Ayer says his solo album is something he could never have made with Local Natives. Because it’s so personal and close to him, it only made sense he develop it on his own, he said.
The album is a therapeutic and reflective journey on his own reality and perspective on love, specifically his relationship with his wife.
“It’s strange to be putting my private life out there,” Ayer says. “It is like opening the door for people to come in and view our relationship.”
His music highlights the fact that love can be difficult at times, but getting through those experiences can make a relationship that much stronger.
Honesty in music is a large part of what drew Ayer to writing about love. It‘s this genuine and universal message about love that makes the combination of drawn-out vocals and heart-wrenching notes so powerful to listen to. The single “Jaws of Love” dials in on the complex emotions love can form, with the lyrics “it’s so hard to know what you should focus on/ how high you’re rising, or how hard you fall.”
While Ayer said he thrives on the fact that Jaws of Love allows him to explore himself, he hopes fans can use his music as a tool; whether it’s for getting through a hard breakup or learning about the trials of making relationships work.
“If the listener can make any connection, whether that’s ‘oh this synth tone makes me feel something incredible’ or ‘one word makes me feel something,’ I think that’s just as strong and as important as somebody getting whatever the message I was trying to get across,” says Ayer.
An experience in high school reminds Ayer of this philosophy on music.
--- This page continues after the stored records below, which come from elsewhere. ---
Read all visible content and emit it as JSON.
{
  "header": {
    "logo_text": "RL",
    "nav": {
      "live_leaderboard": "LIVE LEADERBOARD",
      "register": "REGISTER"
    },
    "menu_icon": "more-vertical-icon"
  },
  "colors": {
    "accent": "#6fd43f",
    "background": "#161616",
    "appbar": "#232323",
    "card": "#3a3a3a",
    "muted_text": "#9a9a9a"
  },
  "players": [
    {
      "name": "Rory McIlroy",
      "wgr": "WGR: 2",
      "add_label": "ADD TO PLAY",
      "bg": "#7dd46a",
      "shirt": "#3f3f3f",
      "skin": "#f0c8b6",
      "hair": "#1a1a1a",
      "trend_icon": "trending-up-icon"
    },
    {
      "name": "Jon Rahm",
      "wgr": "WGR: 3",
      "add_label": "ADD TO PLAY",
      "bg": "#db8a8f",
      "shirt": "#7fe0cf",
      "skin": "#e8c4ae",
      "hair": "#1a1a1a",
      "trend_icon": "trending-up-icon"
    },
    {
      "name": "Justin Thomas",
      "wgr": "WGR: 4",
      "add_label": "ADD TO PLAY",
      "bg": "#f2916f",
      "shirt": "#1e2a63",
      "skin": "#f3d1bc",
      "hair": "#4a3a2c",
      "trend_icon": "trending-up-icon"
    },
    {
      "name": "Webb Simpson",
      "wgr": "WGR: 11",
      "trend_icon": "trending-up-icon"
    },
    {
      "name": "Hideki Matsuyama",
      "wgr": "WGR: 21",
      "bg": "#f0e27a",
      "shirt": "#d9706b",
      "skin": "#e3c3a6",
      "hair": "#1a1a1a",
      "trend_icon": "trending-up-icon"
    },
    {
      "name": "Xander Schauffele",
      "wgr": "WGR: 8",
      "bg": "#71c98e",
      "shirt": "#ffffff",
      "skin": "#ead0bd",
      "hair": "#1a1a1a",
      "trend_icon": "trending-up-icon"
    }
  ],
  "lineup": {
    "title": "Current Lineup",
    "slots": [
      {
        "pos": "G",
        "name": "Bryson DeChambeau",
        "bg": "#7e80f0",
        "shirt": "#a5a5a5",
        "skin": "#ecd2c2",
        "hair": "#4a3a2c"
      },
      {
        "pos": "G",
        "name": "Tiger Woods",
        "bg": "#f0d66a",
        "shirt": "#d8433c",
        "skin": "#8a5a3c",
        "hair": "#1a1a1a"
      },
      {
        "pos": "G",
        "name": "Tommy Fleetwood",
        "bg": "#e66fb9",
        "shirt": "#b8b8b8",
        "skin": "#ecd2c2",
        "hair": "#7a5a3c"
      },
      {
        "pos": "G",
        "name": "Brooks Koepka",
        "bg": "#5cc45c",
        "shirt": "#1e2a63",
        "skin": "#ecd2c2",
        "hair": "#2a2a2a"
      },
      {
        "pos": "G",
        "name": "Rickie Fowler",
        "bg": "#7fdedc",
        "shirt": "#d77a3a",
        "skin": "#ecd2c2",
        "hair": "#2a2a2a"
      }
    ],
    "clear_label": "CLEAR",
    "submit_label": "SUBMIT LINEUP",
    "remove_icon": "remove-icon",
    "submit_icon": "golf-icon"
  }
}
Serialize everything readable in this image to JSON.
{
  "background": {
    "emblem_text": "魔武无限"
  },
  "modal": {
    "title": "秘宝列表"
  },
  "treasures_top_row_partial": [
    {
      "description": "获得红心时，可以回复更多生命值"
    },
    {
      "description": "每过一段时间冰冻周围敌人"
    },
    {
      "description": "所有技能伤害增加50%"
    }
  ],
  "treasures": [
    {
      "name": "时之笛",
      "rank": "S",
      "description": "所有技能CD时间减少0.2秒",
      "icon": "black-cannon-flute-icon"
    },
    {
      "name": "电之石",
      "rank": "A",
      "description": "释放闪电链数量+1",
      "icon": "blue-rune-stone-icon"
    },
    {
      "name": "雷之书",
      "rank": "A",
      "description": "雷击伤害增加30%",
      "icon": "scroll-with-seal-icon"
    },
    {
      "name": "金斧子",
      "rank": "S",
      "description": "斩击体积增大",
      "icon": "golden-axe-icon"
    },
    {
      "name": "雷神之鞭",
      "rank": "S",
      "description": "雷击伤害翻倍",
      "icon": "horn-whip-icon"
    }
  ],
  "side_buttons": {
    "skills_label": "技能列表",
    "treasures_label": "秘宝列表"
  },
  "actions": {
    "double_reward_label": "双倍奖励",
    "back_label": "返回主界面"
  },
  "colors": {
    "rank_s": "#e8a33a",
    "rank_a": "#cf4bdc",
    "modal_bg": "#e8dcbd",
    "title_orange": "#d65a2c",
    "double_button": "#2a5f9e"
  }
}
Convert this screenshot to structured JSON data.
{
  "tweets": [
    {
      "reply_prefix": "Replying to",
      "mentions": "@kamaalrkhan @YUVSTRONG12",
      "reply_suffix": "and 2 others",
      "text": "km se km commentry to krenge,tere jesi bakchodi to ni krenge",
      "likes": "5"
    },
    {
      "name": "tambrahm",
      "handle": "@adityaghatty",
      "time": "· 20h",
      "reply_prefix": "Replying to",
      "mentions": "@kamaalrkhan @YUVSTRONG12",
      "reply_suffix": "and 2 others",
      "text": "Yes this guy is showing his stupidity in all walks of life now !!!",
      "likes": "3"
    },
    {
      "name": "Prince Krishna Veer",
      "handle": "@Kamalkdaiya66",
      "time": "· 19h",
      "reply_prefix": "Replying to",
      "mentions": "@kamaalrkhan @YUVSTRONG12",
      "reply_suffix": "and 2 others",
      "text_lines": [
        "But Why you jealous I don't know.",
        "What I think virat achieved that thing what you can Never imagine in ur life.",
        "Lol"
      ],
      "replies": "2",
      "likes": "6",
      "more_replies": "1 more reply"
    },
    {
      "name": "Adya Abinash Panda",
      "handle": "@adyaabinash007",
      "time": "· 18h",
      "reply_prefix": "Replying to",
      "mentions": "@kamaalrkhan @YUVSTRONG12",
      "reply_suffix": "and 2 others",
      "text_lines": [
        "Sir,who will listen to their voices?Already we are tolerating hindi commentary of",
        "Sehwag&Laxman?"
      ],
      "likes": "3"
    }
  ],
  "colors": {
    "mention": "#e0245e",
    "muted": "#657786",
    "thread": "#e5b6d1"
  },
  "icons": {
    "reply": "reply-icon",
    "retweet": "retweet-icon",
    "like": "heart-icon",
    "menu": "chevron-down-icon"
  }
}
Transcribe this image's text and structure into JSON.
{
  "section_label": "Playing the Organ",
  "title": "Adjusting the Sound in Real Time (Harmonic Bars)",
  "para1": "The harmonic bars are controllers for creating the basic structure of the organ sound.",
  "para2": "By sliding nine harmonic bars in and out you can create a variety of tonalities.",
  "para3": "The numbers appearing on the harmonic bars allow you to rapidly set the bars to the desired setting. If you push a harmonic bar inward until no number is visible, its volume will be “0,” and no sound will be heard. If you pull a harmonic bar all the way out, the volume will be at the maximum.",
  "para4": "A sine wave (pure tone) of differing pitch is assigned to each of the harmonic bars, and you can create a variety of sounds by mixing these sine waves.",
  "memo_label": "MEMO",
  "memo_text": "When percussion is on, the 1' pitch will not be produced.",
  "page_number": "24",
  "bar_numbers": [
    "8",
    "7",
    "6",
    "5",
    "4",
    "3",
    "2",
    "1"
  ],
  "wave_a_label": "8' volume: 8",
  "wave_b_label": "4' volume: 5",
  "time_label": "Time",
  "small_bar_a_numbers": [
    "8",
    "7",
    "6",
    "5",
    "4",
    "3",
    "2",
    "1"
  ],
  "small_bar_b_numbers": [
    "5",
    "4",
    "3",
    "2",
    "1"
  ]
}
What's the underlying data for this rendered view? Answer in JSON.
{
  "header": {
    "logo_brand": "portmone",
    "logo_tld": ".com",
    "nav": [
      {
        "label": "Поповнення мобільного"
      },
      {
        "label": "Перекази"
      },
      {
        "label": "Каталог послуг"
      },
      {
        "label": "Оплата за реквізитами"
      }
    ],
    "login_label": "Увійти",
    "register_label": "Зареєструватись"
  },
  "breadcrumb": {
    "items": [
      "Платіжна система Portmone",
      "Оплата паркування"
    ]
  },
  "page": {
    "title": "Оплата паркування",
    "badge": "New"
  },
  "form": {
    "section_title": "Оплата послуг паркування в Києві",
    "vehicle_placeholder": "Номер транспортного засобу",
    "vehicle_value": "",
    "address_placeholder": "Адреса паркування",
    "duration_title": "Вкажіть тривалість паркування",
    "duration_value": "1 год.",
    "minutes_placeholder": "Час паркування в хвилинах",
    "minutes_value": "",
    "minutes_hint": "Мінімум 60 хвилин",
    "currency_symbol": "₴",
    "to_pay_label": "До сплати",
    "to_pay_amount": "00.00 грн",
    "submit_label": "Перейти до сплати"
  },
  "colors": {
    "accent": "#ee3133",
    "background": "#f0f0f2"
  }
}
After a girl left him brokenhearted, the music from the Deftones album “White Pony” was there to help him through the somber time.
“Music can be used to help in so many different ways, so if anyone finds any use out of this record that would be amazing,” he says.